Storing and restoring at the new SFMOMA
Jill Sterrett, San Francisco Museum of Modern Art’s director of collections, stands in front of an untitled work by Robert Rauschenberg known as “glossy black painting.” Made of newspaper scraps coated in thick paint, it resembles bark cracking off a burnt tree. In her hands are two small canvases that she holds up on both sides of the Rauschenberg. They are mock-ups created for a research project, and I can’t tell them apart from the original.
Re-creations like these are products of the newly renovated museum’s Collections Workroom, which is devoted to preserving sculpture and painting. What makes the room unusual is that a glass wall allows the public to peer in. A portion can be sectioned off into a studio for visiting artists; the idea is for curators and conservationists to observe the artists as well as collaborate with them. A piece of art, Sterrett says, is not just under the museum’s physical care but also under its “intellectual care.” It’s essential, she says, to understand the artist’s intention to restore an artwork accurately. “We are not just acquiring the work,” she says, “but acquiring the artist’s practice.”

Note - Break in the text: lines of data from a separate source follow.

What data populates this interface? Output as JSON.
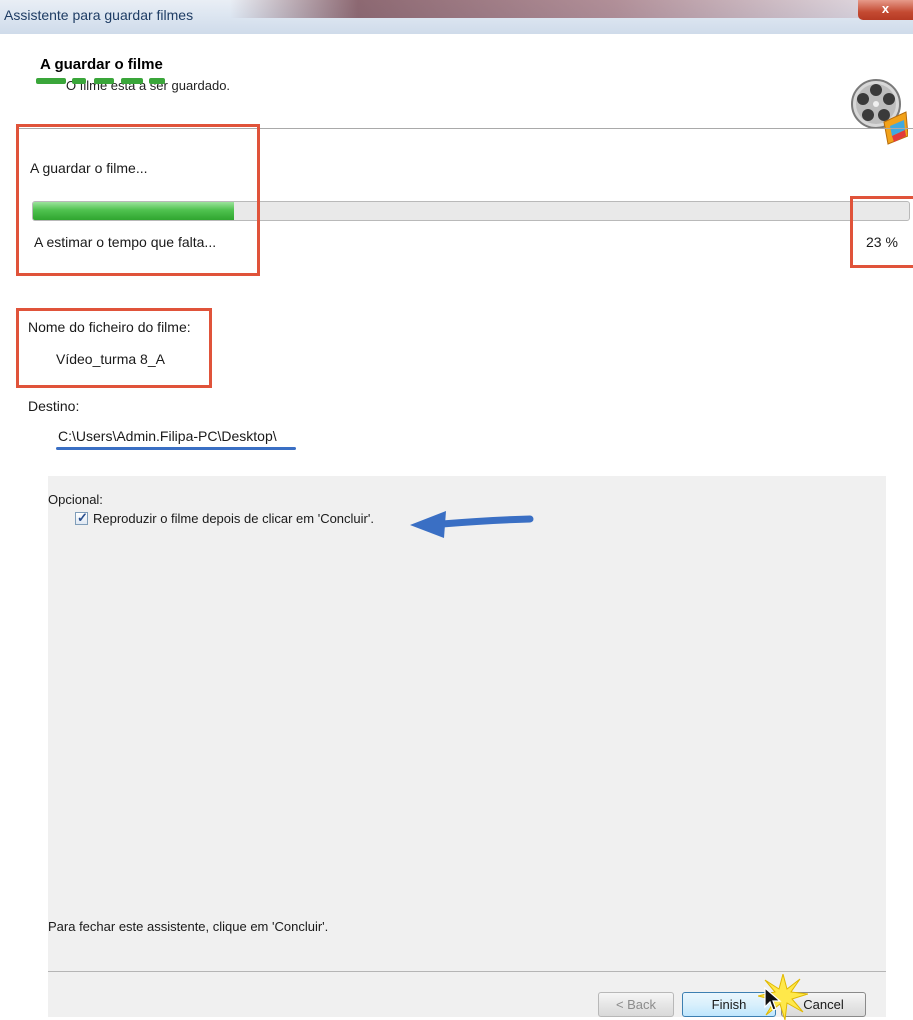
{
  "window": {
    "title": "Assistente para guardar filmes",
    "close_glyph": "x"
  },
  "header": {
    "title": "A guardar o filme",
    "subtitle": "O filme está a ser guardado.",
    "icon": "film-reel-icon"
  },
  "progress": {
    "status_label": "A guardar o filme...",
    "estimate_label": "A estimar o tempo que falta...",
    "percent_label": "23 %",
    "percent_value": 23
  },
  "file": {
    "name_label": "Nome do ficheiro do filme:",
    "name_value": "Vídeo_turma 8_A",
    "destination_label": "Destino:",
    "destination_value": "C:\\Users\\Admin.Filipa-PC\\Desktop\\"
  },
  "options": {
    "optional_label": "Opcional:",
    "play_after_label": "Reproduzir o filme depois de clicar em 'Concluir'.",
    "play_after_checked": true
  },
  "footer": {
    "close_hint": "Para fechar este assistente, clique em 'Concluir'.",
    "back_label": "< Back",
    "finish_label": "Finish",
    "cancel_label": "Cancel"
  },
  "colors": {
    "annotation_red": "#e0533a",
    "annotation_blue": "#3a6fc4",
    "progress_green": "#3fb43f",
    "highlight_green": "#3aa63a"
  }
}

There’s another room that Sterrett wants to show me — this one far from public view. In the museum’s basement, she tugs open the door to a cold storage unit that can hold more than 4,000 color photographs and accommodate images as colossal as Andreas Gursky’s nearly 15-foot Hong Kong Stock Exchange, Diptychon. The unit consists of two rooms, one set at 55 degrees, where photographs acclimate for 24 hours, and the other set at 40 degrees, where they can be stored permanently. Before the expansion, color photographs were kept off-site, but now curators have easy access to the museum’s entire photography collection. “With the photos so close, the curators get to know the work better,” says Sterrett, shutting the vaulted door.